For local development, you were provided a full, unpartitioned dataset in Phase 1. In Phase 2, the evaluation data will be partitioned along administrative boundaries, e.g., by grouped FIPS codes/counties. Any cross-partition edges will be dropped, where an edge is created between two people (nodes) that come into contact as specified by the population contact network table. That is, each partition will only have visibility into edges between people that reside within the same partition.

Moreover, a partition will have access to all information for all residents within the partition's counties, including residences, persons, and activity assignments. This is true even if an activity occurs in a county outside of that partition. Said another way, a partition knows about all locations within its counties, and all locations outside of its counties where an activity or contact occured.

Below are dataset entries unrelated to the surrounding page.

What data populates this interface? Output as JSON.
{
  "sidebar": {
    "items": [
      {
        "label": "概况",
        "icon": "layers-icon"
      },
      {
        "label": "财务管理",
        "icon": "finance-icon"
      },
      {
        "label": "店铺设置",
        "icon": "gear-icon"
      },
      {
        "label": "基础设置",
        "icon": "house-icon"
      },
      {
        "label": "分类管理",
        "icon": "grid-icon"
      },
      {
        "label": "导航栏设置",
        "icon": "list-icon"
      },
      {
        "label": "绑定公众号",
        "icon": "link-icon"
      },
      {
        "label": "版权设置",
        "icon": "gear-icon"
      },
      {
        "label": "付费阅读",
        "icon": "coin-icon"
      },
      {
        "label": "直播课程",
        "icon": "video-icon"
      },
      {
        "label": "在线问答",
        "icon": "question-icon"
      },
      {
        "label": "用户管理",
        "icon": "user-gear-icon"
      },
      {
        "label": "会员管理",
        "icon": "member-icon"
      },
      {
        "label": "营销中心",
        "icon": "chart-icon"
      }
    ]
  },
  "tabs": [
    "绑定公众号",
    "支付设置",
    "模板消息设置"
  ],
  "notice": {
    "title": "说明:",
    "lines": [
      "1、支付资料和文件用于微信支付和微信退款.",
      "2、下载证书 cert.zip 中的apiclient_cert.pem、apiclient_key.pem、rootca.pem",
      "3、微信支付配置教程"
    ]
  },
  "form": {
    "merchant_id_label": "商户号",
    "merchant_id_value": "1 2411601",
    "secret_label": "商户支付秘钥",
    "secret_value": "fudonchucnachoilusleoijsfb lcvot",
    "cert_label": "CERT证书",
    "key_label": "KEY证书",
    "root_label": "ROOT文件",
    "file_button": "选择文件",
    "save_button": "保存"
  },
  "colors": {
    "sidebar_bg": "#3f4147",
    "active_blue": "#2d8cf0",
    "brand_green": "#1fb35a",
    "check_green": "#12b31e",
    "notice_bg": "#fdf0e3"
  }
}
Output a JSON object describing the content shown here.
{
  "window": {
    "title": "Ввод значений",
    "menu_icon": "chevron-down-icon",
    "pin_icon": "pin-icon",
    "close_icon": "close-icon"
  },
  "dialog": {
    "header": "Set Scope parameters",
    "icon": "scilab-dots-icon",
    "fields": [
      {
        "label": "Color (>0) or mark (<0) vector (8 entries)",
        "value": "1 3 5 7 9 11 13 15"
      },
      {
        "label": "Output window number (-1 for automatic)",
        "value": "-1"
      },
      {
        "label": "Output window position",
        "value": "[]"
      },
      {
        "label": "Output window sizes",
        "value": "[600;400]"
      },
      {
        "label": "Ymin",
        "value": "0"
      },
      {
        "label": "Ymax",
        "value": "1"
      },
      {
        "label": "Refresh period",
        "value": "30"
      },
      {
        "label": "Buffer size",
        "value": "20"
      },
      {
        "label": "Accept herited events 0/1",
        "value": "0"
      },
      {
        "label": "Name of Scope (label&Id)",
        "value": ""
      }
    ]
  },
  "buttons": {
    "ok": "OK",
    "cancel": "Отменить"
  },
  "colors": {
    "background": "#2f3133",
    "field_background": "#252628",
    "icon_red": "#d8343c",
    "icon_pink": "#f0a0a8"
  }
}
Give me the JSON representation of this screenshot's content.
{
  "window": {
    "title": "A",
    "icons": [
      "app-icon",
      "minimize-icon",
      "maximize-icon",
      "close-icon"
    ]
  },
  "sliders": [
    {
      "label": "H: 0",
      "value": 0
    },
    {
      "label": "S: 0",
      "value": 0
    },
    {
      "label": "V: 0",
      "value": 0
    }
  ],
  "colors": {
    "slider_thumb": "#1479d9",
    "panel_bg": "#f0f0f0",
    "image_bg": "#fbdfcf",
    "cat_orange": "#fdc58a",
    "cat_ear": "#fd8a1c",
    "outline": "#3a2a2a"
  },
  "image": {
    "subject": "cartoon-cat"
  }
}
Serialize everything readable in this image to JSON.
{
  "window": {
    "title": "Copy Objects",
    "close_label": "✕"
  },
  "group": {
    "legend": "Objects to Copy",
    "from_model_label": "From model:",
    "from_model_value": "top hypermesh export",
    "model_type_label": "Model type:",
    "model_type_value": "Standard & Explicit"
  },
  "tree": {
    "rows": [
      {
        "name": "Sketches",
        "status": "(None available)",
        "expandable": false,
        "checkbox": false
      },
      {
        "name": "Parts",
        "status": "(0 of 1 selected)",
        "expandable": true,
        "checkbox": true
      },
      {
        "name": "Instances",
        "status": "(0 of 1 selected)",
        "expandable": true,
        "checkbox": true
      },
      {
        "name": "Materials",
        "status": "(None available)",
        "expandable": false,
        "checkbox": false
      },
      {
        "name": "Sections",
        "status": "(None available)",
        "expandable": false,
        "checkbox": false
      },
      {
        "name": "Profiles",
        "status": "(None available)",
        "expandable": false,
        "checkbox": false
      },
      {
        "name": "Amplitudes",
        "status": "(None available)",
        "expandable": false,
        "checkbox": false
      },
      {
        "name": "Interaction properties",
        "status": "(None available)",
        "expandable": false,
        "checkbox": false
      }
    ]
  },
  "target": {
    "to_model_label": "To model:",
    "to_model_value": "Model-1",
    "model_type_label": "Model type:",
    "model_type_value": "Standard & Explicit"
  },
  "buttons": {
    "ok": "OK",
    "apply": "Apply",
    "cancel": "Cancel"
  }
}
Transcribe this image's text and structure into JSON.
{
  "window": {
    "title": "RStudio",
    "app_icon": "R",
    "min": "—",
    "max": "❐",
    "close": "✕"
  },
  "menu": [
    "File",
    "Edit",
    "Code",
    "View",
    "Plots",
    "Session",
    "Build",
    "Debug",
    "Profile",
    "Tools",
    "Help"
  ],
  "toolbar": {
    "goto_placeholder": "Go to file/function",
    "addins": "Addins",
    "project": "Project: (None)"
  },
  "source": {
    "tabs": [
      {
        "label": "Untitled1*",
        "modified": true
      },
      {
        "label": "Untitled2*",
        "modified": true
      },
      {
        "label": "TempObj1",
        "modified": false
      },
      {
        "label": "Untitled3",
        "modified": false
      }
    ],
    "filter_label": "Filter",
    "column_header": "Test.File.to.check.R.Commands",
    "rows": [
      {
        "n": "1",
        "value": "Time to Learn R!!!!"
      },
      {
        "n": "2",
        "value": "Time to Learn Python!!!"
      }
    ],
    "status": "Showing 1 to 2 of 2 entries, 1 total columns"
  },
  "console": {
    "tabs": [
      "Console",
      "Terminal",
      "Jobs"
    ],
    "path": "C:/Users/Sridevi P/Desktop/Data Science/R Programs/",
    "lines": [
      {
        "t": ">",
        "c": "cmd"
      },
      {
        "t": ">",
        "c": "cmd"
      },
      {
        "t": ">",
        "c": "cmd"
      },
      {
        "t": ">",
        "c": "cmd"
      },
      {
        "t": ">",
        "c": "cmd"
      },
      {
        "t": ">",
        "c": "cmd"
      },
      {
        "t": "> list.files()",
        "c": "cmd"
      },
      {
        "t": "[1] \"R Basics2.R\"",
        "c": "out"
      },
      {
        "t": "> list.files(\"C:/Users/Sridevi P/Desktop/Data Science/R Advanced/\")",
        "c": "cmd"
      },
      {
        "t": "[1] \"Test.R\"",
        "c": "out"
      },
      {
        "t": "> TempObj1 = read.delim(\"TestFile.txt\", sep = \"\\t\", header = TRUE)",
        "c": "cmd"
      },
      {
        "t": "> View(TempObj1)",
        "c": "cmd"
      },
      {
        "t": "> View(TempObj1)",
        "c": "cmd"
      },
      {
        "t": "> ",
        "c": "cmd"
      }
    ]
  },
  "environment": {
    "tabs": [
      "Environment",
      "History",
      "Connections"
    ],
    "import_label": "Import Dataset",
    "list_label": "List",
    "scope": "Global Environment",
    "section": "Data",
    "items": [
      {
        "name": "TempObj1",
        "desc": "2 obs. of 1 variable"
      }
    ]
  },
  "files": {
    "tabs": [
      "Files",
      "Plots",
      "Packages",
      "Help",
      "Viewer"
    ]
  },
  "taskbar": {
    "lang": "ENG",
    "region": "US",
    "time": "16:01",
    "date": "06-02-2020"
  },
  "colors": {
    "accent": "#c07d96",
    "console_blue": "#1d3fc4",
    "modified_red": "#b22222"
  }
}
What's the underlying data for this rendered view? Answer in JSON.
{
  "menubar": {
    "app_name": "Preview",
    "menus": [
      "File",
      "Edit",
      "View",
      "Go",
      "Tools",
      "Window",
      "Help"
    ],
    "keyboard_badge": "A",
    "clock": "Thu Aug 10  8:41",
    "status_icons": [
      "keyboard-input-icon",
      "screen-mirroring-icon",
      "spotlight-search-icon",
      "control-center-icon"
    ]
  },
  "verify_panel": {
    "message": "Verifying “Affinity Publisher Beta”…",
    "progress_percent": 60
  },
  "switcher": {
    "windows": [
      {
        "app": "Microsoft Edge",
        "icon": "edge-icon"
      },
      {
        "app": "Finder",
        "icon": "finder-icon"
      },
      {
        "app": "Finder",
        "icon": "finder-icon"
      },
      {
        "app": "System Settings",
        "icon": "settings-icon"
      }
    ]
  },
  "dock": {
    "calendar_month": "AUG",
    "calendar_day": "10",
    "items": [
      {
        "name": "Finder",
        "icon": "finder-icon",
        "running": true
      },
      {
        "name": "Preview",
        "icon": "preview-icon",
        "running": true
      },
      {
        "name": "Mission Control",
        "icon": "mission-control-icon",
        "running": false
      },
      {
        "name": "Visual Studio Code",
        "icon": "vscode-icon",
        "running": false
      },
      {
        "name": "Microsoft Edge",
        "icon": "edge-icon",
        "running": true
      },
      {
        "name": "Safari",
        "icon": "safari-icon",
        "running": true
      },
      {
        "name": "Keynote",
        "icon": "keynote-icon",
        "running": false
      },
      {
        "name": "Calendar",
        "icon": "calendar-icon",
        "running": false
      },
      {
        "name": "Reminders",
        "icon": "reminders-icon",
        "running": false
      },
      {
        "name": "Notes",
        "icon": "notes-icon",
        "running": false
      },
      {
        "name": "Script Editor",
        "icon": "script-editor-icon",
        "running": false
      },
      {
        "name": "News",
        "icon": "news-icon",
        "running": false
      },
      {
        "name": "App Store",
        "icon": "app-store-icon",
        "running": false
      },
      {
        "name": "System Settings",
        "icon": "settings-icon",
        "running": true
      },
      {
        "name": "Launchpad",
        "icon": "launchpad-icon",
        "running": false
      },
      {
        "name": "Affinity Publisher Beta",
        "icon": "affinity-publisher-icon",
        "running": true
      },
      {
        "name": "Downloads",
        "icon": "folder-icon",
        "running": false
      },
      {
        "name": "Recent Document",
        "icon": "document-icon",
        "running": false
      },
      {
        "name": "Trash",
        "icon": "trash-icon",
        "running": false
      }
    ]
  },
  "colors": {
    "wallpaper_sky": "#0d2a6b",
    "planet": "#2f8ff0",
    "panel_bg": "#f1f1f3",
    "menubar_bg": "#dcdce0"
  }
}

Cross-partition edges will continue to affect the spread of infection, but will not be visible to any of the partitions. Any partitioning of the data that you might perform in your local development experiments should take this into account. Your solution should be able to handle any number of partitions, and in Phase 2, we may evaluate your solution with a number of partitions between 1 and 10.

Key Task

The key task of this challenge is to design a privacy solution so that the collaborating parties can jointly train and deploy such a model without compromising the privacy requirements (more details on the requirements, and an associated threat model, are described in the problem description).

For the purposes of the challenge, you should demonstrate your solution by training two models:

  • \(M_C\) = a centralized model trained on the datasets in a non-privacy preserving way
  • \(M_{PF}\) = a privacy-preserving federated model trained using your privacy solution

Good luck


Good luck and enjoy this problem! For more details on submission and evaluation, visit the problem description page. If you have any questions, you can always ask the community by visiting the DrivenData user forum or the cross-U.S.–U.K. public Slack channel. You can request access to the Slack channel here.